● **What is expected**
Work through the data below and copy out every line where "Today" is found.

**** Data ****

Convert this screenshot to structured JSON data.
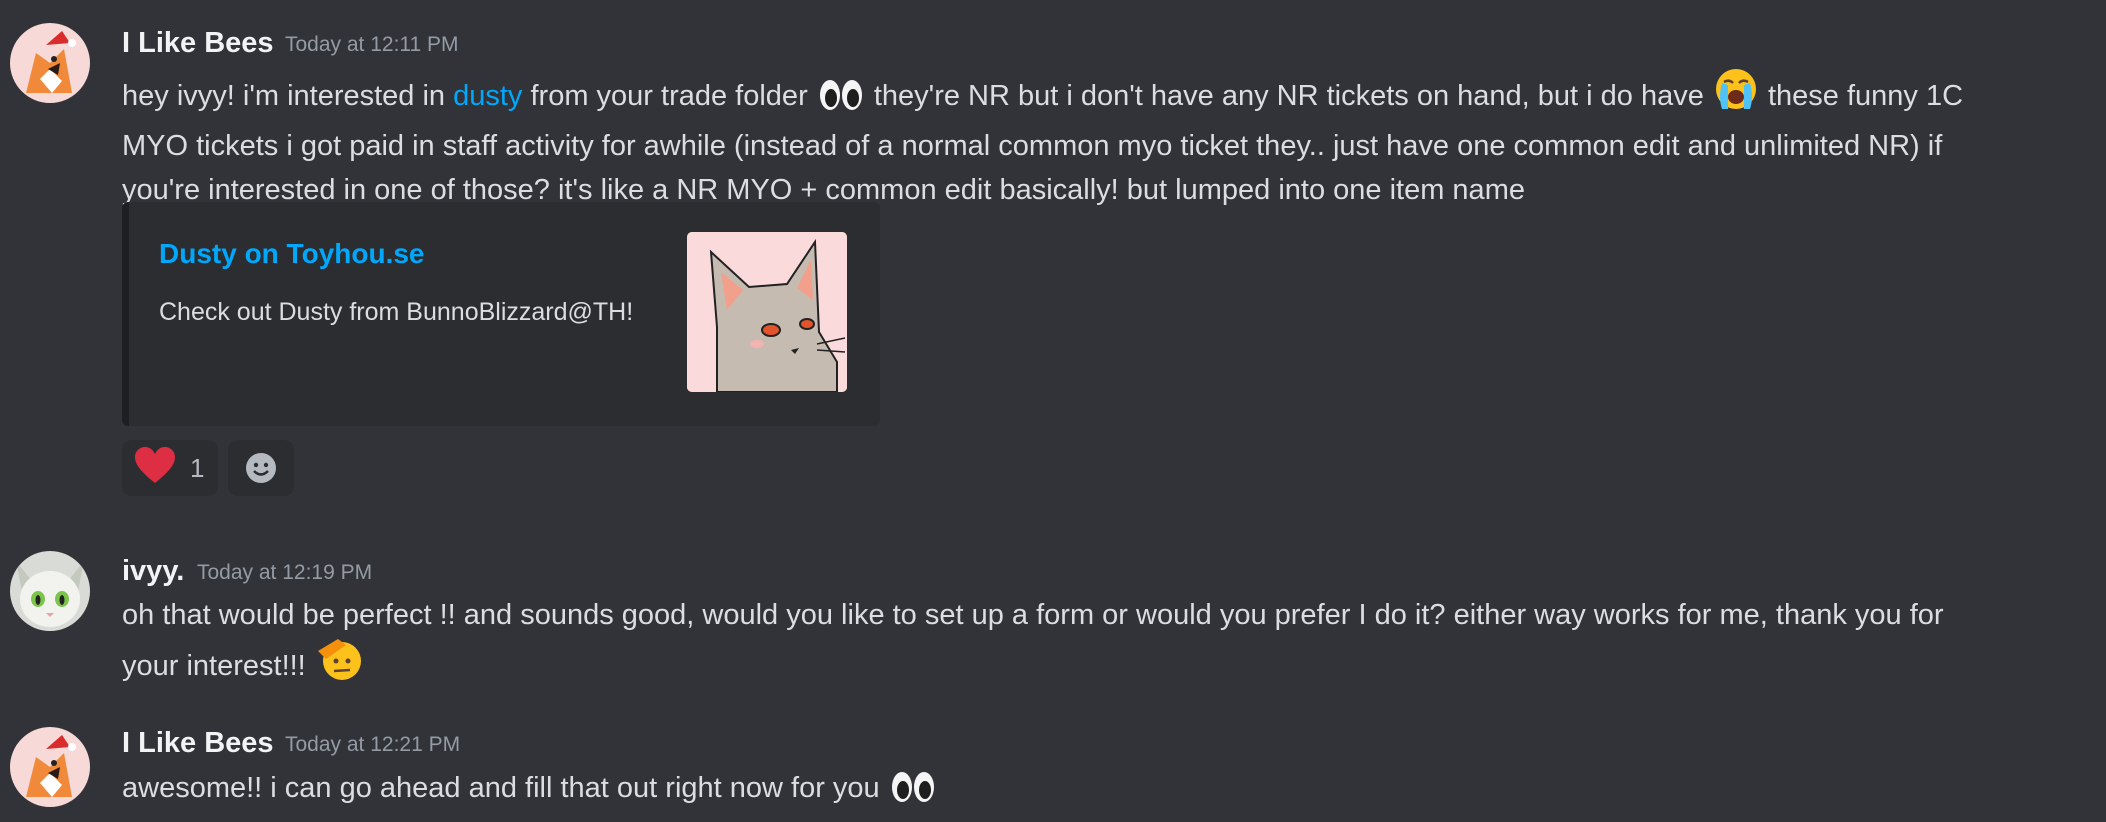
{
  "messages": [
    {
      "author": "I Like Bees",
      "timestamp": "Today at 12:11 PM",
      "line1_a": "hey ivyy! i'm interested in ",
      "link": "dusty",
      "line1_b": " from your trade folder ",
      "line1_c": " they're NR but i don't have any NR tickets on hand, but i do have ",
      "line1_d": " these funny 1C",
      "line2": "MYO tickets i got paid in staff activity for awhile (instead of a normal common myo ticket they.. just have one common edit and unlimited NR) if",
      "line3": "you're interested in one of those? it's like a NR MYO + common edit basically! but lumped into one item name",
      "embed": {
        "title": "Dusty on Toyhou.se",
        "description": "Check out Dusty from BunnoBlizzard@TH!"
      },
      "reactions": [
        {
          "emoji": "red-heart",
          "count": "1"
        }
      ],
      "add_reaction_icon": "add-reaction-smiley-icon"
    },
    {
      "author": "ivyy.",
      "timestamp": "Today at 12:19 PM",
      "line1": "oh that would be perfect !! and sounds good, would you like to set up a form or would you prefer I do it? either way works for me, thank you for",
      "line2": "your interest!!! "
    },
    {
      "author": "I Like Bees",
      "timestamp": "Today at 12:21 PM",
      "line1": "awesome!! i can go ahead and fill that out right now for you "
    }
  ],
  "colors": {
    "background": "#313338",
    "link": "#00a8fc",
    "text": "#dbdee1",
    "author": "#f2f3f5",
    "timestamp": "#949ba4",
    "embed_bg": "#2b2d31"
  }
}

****

● **Result of this exercise**
      "timestamp": "Today at 12:11 PM",
      "timestamp": "Today at 12:19 PM",
      "timestamp": "Today at 12:21 PM",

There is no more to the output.